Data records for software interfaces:
------------------------------------------------------------

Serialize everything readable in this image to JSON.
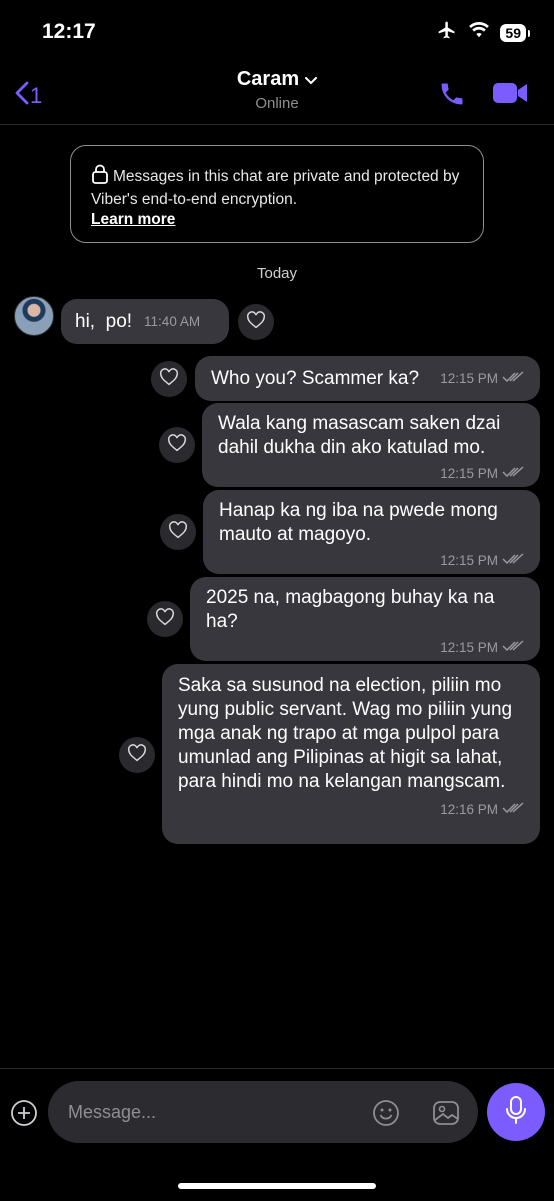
{
  "status": {
    "time": "12:17",
    "battery": "59"
  },
  "header": {
    "back_count": "1",
    "contact_name": "Caram",
    "status": "Online"
  },
  "notice": {
    "text": "Messages in this chat are private and protected by Viber's end-to-end encryption.",
    "link": "Learn more"
  },
  "date_label": "Today",
  "messages": [
    {
      "direction": "incoming",
      "text": "hi,  po!",
      "time": "11:40 AM"
    },
    {
      "direction": "outgoing",
      "text": "Who you? Scammer ka?",
      "time": "12:15 PM"
    },
    {
      "direction": "outgoing",
      "text": "Wala kang masascam saken dzai dahil dukha din ako katulad mo.",
      "time": "12:15 PM"
    },
    {
      "direction": "outgoing",
      "text": "Hanap ka ng iba na pwede mong mauto at magoyo.",
      "time": "12:15 PM"
    },
    {
      "direction": "outgoing",
      "text": "2025 na, magbagong buhay ka na ha?",
      "time": "12:15 PM"
    },
    {
      "direction": "outgoing",
      "text": "Saka sa susunod na election, piliin mo yung public servant. Wag mo piliin yung mga anak ng trapo at mga pulpol para umunlad ang Pilipinas at higit sa lahat, para hindi mo na kelangan mangscam.",
      "time": "12:16 PM"
    }
  ],
  "composer": {
    "placeholder": "Message..."
  },
  "colors": {
    "accent": "#7b5cff",
    "bubble": "#37373d",
    "background": "#000000"
  },
  "icons": [
    "airplane-icon",
    "wifi-icon",
    "battery-icon",
    "back-chevron-icon",
    "chevron-down-icon",
    "phone-icon",
    "video-icon",
    "lock-icon",
    "heart-icon",
    "read-receipt-icon",
    "plus-icon",
    "emoji-icon",
    "gallery-icon",
    "mic-icon"
  ]
}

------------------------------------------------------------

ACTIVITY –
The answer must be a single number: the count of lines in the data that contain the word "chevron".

WRITTEN ANSWER –
2